Preparing for the ATLAS intercept flight of April 12, 1999

Here we see the payload (bombbays) for the WB57, where the instruments fit into the aircraft.

Here we see the pallet with Darin Toohey's CORE (ClO) and CO2 instruments begin wheeled into Hangar 990 on Monday morning (4/12/1999) by Amelia Gates and Erik Richard.

Bernie Lefleur already has the Denver University particle instrument's pallet rolled into Hangar 990.

The pallets are now rolled under the plane and attached.

After attachment, we can see the 2 front inlets for the Denver University particle instruments, the middle inlet is for CCN, and the left side inlet (with the power cord draped across it) is for ozone. The CORE & CO2 inlets, as well as the REMS mass spec inlet are out of view on the other (port) side of the fuselage.

The right hand spear pod (starboard wing) has the JPL MTP instrument for temperature profiles (the knob at 9 o'clock on the pod, the NOAA/AL Lyman-alpha water instrument at the front of the pod, and the NCAR MASP particle instrument (the missile shaped inlet in the shadows at about 5 o'clock on the pod).

The left hand spear pod (port wing) has the University of Missouri particle instument.

Here we see the WB-57F being prepped for the April 12, 1999 ATLAS rocket intercept flight. The pilot and backseater are in the cockpit, and Marty Ross (in the foreground with the blue shirt) is walking over to give the pilot instructions on how to fly.

The ATLAS intercept flight

A principal goal of ACCENT is to understand how rockets impact the stratosphere. One of our flights was to intercept the plume from a Lockheed Martin Atlas 2AS rocket. The Lockheed Martin Atlas 2AS rocket took-off on April 12, 1999 (Monday) at 6:50 p.m. EDT, successfully deploying the Eutelsat W3 satellite.

Photo courtesy of Lockheed Martin.

The WB-57F made 11 passes through the plume of this rocket at altitudes between 58,000 and 62,000 feet beginning 8 minutes after the launch. Shelley Hilden of NASA/JSC (the WB-57F backseater) snapped off a number of images of the ATLAS plume following the launch.

More of those great Shelley Hilden plume photographs?

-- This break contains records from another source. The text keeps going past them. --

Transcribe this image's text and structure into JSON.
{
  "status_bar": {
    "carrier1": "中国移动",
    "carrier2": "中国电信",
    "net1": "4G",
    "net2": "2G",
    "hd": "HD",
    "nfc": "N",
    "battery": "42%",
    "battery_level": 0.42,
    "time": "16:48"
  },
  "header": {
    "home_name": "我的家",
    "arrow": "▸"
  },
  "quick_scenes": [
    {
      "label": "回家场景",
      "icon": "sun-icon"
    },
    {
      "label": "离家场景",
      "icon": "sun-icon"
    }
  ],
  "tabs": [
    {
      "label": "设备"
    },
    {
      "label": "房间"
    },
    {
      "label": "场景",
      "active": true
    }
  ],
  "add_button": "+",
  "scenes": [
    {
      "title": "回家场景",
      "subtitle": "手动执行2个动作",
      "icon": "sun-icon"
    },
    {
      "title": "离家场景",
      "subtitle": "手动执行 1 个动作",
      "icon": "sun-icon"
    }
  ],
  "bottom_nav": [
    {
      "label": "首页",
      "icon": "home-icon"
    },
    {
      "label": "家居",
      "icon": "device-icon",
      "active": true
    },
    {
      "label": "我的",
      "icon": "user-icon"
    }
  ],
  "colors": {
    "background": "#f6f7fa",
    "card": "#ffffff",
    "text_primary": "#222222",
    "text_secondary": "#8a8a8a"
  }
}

The Delta II (Landsat launch) intercept flight

On April 15, 1999 at 11:32 PDT, a Boeing Delta II rocket was launched carrying the Landsat-7 Earth-imaging spacecraft into orbit.

Photo by SrA Linda Miller.

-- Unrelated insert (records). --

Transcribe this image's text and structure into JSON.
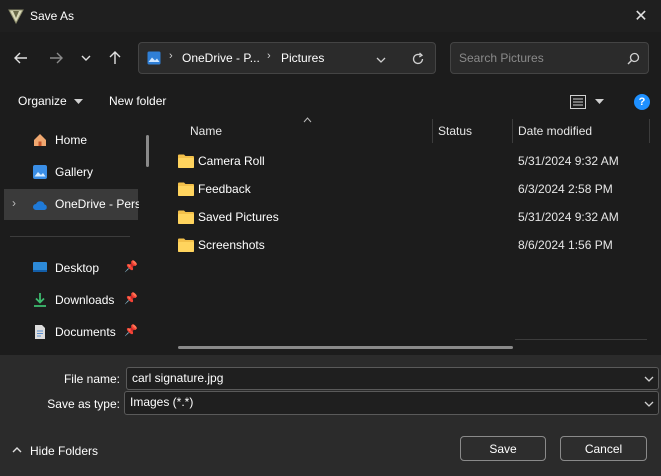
{
  "window": {
    "title": "Save As",
    "close_icon": "close-icon"
  },
  "nav": {
    "breadcrumb": [
      "OneDrive - P...",
      "Pictures"
    ],
    "search_placeholder": "Search Pictures"
  },
  "toolbar": {
    "organize_label": "Organize",
    "new_folder_label": "New folder"
  },
  "sidebar": {
    "items": [
      {
        "label": "Home",
        "icon": "home-icon",
        "pinned": false
      },
      {
        "label": "Gallery",
        "icon": "gallery-icon",
        "pinned": false
      },
      {
        "label": "OneDrive - Perso",
        "icon": "cloud-icon",
        "pinned": false,
        "selected": true
      },
      {
        "label": "Desktop",
        "icon": "desktop-icon",
        "pinned": true
      },
      {
        "label": "Downloads",
        "icon": "downloads-icon",
        "pinned": true
      },
      {
        "label": "Documents",
        "icon": "documents-icon",
        "pinned": true
      }
    ]
  },
  "columns": {
    "name": "Name",
    "status": "Status",
    "date_modified": "Date modified"
  },
  "files": [
    {
      "name": "Camera Roll",
      "date": "5/31/2024 9:32 AM"
    },
    {
      "name": "Feedback",
      "date": "6/3/2024 2:58 PM"
    },
    {
      "name": "Saved Pictures",
      "date": "5/31/2024 9:32 AM"
    },
    {
      "name": "Screenshots",
      "date": "8/6/2024 1:56 PM"
    }
  ],
  "form": {
    "file_name_label": "File name:",
    "file_name_value": "carl signature.jpg",
    "save_type_label": "Save as type:",
    "save_type_value": "Images (*.*)"
  },
  "footer": {
    "hide_folders_label": "Hide Folders",
    "save_label": "Save",
    "cancel_label": "Cancel"
  },
  "colors": {
    "folder": "#f3c04a",
    "accent": "#0078d4",
    "help": "#1e90ff"
  }
}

Delta II plume pictures from the WB-57F

Other pictures of things at and near Ellington

Photos taken by Paul A. Newman of NASA/GSFC.

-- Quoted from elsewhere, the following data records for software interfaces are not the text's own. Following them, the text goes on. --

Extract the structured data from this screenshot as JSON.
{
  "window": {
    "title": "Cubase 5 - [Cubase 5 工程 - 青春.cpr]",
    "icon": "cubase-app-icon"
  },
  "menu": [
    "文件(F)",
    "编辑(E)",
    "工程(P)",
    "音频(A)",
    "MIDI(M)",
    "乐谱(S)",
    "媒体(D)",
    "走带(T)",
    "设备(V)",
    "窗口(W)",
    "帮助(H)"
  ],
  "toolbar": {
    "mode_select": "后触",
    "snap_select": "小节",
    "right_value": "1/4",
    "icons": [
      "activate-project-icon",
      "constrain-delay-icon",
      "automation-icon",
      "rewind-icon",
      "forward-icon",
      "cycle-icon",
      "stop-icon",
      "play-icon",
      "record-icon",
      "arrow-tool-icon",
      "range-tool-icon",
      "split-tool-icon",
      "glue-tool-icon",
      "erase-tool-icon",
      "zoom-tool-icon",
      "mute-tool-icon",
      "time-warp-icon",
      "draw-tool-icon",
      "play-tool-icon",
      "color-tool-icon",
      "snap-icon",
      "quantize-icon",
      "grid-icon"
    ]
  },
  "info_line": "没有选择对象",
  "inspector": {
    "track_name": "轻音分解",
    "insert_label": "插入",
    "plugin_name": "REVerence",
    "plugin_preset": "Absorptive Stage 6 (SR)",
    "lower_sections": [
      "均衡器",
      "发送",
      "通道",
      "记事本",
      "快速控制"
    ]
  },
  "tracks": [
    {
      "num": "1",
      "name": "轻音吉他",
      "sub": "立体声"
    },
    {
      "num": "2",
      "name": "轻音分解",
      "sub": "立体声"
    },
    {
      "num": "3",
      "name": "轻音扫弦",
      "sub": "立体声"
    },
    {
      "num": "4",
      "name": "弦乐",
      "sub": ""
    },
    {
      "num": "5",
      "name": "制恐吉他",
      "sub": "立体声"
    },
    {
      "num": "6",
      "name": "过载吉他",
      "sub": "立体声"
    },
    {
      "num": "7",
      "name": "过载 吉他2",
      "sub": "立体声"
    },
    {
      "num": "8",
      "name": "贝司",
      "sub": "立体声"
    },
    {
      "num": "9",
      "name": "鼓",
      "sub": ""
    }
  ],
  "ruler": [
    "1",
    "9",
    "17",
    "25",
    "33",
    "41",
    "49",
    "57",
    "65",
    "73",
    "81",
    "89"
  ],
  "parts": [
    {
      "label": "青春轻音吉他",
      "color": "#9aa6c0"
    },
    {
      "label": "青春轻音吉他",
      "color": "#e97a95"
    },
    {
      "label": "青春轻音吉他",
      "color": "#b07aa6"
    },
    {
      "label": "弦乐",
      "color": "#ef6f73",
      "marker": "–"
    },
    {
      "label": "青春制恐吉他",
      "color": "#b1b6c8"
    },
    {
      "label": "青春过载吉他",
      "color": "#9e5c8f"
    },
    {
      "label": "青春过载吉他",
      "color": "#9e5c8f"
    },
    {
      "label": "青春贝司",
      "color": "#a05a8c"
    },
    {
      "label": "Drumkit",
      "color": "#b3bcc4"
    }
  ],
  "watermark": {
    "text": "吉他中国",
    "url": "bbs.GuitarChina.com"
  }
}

Go to the available forecast plots? Yes.

Last Updated: 1999-04-11
Author: Dr. Paul A. Newman (NASA/GSFC, Code 916) (

Web Curator: Dr. Leslie R. Lait (Raytheon ITSS) (
Responsible NASA organization/official: Dr. Paul A. Newman, Atmospheric Chemistry and Dynamics Branch